CGI Eden just another Dick Thingby Tobina Mackenzie / 10.01.2010
OK so we’re a little behind the curve with our Avatar review. Still at least we got round to it.
Visually Avatar is seamless. The success of the CGI beings and world of the planet Pandora is superlative. The hero, a crippled Marine, who gets to run around and enjoy super avatar strength inhabiting a 7 foot tall Navi being’s body. For me the main tension of the film was the ‘pod’ which was the vessel for him to transmogrify, as everytime he falls asleep in his blue Pandora self, he is returned to being a crippled Marine. Whether this tension was intended by James Cameron, who disappointingly lapses into cliches intermittently, who knows. He may have thought the love interest, or the United-States-dick-metaphor was the main crux, but for me it is the slipping between worlds. And so for the first half of the film the utter fantasticness of the technological achievement of this CGI triumph, draws you into the world and the story. The references are all there, both to other films and to the world stage. The planet Pandora is exquisite, and the detail of the over ripe nature is a veritable garden of Eden (with a hint of the rotten worm also).
The message is that the Navi people live in unity with Mother Nature, and are a peaceful tribe. Yet the females are warriors/amazonians, no Disney princesses. Their bodies and movements are sensual and dramatic. The blue world they inhabit is lit up by luminous floating tendrils and jellyfish type creatures, representing Nature’s blessings. The animals are a bit weak, with antidiluvian references to the jurassic creatures we have in our store of mental images. But the pterodactyl-like creatures that fly, demonstrate the muscle of this primitive yet advanced world. There is some charming suggestiveness and bewitching ideas. It’s the global warming message. The humans destory their world, and are now on Pandora looking for mineral riches, intent on destroying their world in the process. You could see Pandora as Africa, with the colonizers out to take everything. I’m not sure if Cameron has enough sense of self irony to be having a swing at the United States in the Middle East, and if he does, he does it with no imaginative penetration.
For me this is where the film started to fall apart. You are carried along seamlessly, until the last hour when he lapses into cliche. It is his Titanic moment of capsize.
The screenplay breaks down and suddenly you are reminded of half a dozen banal things such as: the Terminator, George Bush’s, “we will fight terror with terror”, helicopters brazening the dream world like a Vietnam jungle, and it becomes a dick thing. I thought to myself – all these computer nerds at their screens creating image by image, drawing some of the motions and the character features of the actor/actresses and putting them into giant blue avatars brilliantly, creating a paradise that is a kind of acid trip at the same time with its obvious Pandora’s box full of surprises. Then suddenly they are creating robots and military airships that could be in anybody’s movie, gigantic sort of lego pieces which move the story away from imaginative brilliance to just making bigger and more action packed same old same old.

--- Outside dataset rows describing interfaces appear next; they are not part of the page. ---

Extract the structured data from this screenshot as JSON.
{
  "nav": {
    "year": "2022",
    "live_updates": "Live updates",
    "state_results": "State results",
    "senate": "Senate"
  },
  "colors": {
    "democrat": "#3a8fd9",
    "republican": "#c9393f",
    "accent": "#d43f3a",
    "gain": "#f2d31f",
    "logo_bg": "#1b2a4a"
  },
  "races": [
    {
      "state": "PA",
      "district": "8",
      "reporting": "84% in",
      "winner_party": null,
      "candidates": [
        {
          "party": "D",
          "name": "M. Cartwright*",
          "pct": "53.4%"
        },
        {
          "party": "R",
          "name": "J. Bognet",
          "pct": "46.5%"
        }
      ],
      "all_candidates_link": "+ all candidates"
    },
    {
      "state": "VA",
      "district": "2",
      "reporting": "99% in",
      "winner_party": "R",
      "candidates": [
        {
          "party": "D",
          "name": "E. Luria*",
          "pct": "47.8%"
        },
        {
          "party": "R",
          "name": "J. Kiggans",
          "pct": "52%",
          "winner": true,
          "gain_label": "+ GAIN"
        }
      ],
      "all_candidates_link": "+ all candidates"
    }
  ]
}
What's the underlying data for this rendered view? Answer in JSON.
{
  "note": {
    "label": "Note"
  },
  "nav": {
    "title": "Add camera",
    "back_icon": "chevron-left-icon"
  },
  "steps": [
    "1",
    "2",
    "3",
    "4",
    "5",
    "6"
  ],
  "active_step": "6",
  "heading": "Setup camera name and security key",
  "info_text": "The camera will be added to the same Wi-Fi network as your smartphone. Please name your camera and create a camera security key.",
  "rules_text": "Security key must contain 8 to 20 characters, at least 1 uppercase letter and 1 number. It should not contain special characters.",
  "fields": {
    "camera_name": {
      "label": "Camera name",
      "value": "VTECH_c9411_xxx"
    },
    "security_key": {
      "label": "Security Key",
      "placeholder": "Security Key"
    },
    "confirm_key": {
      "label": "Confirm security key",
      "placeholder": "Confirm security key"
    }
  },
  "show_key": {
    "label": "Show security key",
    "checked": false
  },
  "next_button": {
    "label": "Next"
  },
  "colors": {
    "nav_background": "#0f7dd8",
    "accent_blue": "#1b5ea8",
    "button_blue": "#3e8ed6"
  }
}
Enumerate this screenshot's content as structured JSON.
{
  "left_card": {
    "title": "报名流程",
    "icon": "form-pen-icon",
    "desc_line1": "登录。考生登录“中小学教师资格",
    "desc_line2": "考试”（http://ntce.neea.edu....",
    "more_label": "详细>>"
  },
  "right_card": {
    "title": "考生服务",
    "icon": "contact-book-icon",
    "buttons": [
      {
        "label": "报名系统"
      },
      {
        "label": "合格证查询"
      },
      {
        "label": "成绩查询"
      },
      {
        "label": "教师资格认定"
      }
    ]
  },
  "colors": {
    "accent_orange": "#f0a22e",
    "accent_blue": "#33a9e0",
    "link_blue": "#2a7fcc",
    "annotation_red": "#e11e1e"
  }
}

Perhaps the movie fails because it cannot make the imaginative leap your mind asks of it once drawn into the magic of this planet. And if Mr Cameron was thinking to make something that raises the bar, or gives a glimpse of movies of the future, he doesnt fully succeed. Except technically. Apparently he promises sequels. But it is a real treat visually and for more than half of the film I was completely impressed by the cleverness of the human mind which has developed computer technology to this degree. You truly start to believe the Navi people are real, and that their world could exist. You go there. It is beyond digital, beyond Pixar, it is magic. The world of the Navi is shamanistic (and at one point the creatures start to have a Navajo feel) – at times there is even a kind of subliminal eroticism. Perhaps Mr Cameron then just reaches his limit as far as a storyline goes. He is American after all.